The pilot reported that he was approaching a ridge above a dirt road, which was oriented to the southwest approximately 9,300 feet msl. He stated that the ridge was very narrow, with sharp dropoffs on either side. He also stated that the winds were calm. The pilot reported that about 25 feet agl, he ran out of left pedal and the helicopter began an uncommanded right turn. He decreased power in an attempt to stop the turn and to regain airspeed. The pilot reported that he was unable to regain directional control before the aircraft had turned approximately 180 degrees. He then increased power, which increased his rate of turn, and attempted to gain altitude in order to remain on the ridge. At that time, the pilot reduced the throttle, entered an autorotation, and crashed on the top of the ridge. The aircraft impacted the ground in a level attitude and rolled onto its left side. The pilot stated that the helicopter had completed approximately three 360-degree right turns before impacting the ground.

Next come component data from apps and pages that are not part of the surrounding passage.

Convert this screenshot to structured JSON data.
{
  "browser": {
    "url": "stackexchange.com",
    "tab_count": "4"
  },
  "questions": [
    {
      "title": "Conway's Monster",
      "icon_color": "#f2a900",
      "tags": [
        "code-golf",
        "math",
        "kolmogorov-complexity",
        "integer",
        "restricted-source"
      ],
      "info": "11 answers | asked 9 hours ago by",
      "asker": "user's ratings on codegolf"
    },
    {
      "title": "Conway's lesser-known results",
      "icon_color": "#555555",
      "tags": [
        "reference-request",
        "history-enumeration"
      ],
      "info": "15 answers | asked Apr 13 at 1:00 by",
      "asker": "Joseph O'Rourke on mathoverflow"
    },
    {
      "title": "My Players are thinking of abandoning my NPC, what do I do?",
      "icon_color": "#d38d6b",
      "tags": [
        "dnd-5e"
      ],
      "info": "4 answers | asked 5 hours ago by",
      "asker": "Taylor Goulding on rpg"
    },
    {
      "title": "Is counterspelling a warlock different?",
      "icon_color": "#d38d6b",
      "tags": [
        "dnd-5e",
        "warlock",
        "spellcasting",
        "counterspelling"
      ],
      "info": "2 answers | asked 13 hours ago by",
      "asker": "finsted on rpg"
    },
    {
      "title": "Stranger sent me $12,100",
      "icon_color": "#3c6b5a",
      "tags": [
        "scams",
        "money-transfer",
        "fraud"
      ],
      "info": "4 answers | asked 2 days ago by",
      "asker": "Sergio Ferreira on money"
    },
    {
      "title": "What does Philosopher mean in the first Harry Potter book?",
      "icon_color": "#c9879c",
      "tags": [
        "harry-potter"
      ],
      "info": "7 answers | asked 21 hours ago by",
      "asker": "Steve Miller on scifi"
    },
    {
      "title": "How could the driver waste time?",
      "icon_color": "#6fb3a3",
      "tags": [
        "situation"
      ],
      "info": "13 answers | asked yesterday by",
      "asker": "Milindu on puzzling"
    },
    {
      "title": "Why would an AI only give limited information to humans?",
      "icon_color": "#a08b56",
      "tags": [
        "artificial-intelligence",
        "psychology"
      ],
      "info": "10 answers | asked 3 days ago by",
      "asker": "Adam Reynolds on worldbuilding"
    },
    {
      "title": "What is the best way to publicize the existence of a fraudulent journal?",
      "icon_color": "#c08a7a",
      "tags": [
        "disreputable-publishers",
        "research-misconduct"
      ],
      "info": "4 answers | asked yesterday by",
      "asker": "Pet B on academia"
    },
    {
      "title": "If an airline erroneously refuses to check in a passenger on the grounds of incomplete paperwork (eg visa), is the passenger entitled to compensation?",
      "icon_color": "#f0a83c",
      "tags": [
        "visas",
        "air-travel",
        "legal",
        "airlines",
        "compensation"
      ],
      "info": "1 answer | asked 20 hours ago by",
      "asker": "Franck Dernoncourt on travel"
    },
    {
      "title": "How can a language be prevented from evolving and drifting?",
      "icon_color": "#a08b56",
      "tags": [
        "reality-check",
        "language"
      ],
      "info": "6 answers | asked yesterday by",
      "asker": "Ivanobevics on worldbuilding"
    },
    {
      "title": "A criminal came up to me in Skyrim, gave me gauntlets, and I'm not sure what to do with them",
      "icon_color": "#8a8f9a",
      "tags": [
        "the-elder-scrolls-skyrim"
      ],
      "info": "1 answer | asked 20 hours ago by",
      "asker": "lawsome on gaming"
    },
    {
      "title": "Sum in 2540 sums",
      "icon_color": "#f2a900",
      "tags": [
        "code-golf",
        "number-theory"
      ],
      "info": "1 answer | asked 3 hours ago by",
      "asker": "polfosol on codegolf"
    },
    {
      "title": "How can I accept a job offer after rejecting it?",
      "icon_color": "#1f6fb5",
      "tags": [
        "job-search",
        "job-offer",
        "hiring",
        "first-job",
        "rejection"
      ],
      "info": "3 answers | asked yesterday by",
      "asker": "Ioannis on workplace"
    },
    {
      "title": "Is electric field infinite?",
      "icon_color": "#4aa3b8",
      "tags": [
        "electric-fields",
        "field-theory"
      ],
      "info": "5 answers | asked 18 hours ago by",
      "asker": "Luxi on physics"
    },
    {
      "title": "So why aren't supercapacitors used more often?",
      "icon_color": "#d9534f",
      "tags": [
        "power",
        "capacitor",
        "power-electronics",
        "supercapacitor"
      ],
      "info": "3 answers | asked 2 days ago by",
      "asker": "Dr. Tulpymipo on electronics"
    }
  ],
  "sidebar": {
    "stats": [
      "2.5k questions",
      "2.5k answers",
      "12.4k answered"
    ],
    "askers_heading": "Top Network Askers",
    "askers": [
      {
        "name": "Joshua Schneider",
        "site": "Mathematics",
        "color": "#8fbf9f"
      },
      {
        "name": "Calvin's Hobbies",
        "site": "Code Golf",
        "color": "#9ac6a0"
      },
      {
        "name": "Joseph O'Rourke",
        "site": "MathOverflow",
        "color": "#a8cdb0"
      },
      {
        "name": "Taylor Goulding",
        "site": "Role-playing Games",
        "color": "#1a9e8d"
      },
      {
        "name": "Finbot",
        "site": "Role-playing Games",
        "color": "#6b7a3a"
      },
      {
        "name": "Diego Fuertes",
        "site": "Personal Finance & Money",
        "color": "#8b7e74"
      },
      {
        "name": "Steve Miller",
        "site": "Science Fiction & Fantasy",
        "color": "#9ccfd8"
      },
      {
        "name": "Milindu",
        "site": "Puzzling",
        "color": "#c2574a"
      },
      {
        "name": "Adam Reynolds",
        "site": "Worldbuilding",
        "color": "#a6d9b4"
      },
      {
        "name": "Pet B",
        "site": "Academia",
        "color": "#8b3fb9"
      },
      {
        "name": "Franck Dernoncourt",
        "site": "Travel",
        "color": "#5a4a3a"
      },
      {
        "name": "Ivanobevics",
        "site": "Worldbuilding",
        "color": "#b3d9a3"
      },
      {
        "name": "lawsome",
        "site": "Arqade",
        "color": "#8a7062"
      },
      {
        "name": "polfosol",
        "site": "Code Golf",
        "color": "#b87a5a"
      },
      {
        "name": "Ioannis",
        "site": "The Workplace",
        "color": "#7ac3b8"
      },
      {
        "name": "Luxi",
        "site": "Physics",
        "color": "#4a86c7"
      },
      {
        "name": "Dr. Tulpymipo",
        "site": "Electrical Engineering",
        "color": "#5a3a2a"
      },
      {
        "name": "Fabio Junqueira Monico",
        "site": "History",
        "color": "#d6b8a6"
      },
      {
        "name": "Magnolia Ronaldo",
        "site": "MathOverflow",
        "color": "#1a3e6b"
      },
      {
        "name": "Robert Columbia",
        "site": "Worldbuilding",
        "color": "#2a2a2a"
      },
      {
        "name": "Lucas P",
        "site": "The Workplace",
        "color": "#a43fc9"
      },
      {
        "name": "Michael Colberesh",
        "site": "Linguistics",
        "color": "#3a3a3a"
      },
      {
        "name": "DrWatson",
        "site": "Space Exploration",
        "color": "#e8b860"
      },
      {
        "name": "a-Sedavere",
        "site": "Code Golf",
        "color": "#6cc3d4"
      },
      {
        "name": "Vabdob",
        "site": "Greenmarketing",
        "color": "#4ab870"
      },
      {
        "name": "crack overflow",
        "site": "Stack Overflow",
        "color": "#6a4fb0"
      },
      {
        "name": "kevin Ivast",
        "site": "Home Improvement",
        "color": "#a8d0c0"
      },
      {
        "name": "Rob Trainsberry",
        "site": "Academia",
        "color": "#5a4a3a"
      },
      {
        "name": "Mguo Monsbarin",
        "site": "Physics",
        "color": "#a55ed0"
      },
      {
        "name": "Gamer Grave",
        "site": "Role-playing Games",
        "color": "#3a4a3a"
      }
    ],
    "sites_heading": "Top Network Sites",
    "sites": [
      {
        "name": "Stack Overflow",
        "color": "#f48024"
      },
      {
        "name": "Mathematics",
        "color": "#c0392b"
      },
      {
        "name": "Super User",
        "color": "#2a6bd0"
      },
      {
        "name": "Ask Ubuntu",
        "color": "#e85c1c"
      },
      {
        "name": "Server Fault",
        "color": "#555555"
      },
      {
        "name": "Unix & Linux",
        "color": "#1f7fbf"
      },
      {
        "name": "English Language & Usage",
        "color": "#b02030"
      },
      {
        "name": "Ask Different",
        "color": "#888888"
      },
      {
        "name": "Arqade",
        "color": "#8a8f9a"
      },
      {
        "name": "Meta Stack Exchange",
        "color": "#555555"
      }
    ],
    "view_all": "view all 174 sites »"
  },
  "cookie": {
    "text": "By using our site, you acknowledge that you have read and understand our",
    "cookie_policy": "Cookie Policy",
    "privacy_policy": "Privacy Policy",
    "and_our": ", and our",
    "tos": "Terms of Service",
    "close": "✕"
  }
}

The maintenance records and daily flight logs were reviewed. On October 30, 1998, the accident aircraft was inspected in accordance with a 100-hour inspection, during which time the mechanic noticed an excessive vibration in the tail rotor pedals that had not been previously reported. The records indicate that the mechanics then removed the tail rotor hub and blade assembly from the accident aircraft and replaced it with a tail rotor hub and blade assembly from a Bell 206L-1. The work was signed off and the aircraft was not flown until the accident flight.
The maintenance records revealed that the tail rotor pitch links that were installed onto the accident helicopter were Part Number 206-010-795-101. According to the manual, the correct part number for the pitch links for the Bell 206L-3 is Part Number 206-010-795-105. The Director of Maintenance reported that the maintenance technician did not perform a rigging check after installing the tail rotor and hub assembly because he assumed that the same assembly would not require a check. He stated that this error occurred "by not following the [maintenance] manual and by not having an adequate inspection system in place."
According to a representative from Bell Helicopter Textron, all parts for the tail rotor hub and blade assembly are compatible from the Bell 206L-1 to the Bell 206L-3, except the tail rotor pitch links. He further reported that the pitch links for the Bell 206L-1are smaller and would give the pilot less tail rotor authority.